“Interpreting oscillations as travelling waves: the role of alpha-band oscillations in cognition”.
During this INT seminar, Andrea Alamia will present his recent work on “Interpreting oscillations as travelling waves: the role of alpha-band oscillations in cognition”:
In this talk, I will present three studies that characterize oscillatory travelling waves in the framework of Predictive Coding. In the first study, I’ll introduce a simple model of the visual cortex based on predictive coding mechanisms, in which physiological communication delays between levels generate alpha-band rhythms. Interestingly, these oscillations propagate as traveling waves across levels, both forward (during visual stimulation) and backward (during rest). Remarkably, experimental EEG data matched the predictions of our model. The second study refines the results of the first one, demonstrating that the direction of propagation of alpha-band waves is task dependent. Specifically, forward waves (from occipital to frontal regions) prevail during visual processing, whereas backward waves (from frontal to occipital areas) occur predominantly without visual stimulation. The last study explores the effect of a powerful psychedelics drug, N,N, Dimethyltryptamine (DMT), on alpha-band oscillations, considering a model proposed in the literature based on Predictive Coding. Despite participants being in the eye-closed condition, DMT elicits a spatio-temporal pattern of cortical activation (i.e. travelling waves) similar to that produced by visual stimulation, in line with the predictions of the proposed model.
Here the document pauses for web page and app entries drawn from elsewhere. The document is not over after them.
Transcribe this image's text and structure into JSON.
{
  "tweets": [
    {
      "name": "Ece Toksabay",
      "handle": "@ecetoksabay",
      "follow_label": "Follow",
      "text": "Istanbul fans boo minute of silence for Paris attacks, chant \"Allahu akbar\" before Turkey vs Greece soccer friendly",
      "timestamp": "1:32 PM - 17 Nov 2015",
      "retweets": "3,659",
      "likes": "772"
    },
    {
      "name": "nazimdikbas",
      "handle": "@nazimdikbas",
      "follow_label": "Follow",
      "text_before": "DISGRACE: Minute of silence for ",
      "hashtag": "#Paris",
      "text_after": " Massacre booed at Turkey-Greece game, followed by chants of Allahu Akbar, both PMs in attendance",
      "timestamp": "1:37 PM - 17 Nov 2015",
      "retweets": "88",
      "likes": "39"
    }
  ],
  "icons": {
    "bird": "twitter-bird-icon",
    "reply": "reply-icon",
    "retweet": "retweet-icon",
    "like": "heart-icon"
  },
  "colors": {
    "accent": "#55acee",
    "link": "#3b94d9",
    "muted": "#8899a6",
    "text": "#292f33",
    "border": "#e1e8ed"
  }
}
Lastly, I’ll show some preliminary results about the role of oscillatory traveling waves in schizophrenic patients, interpreting the results in the light of Predictive Coding.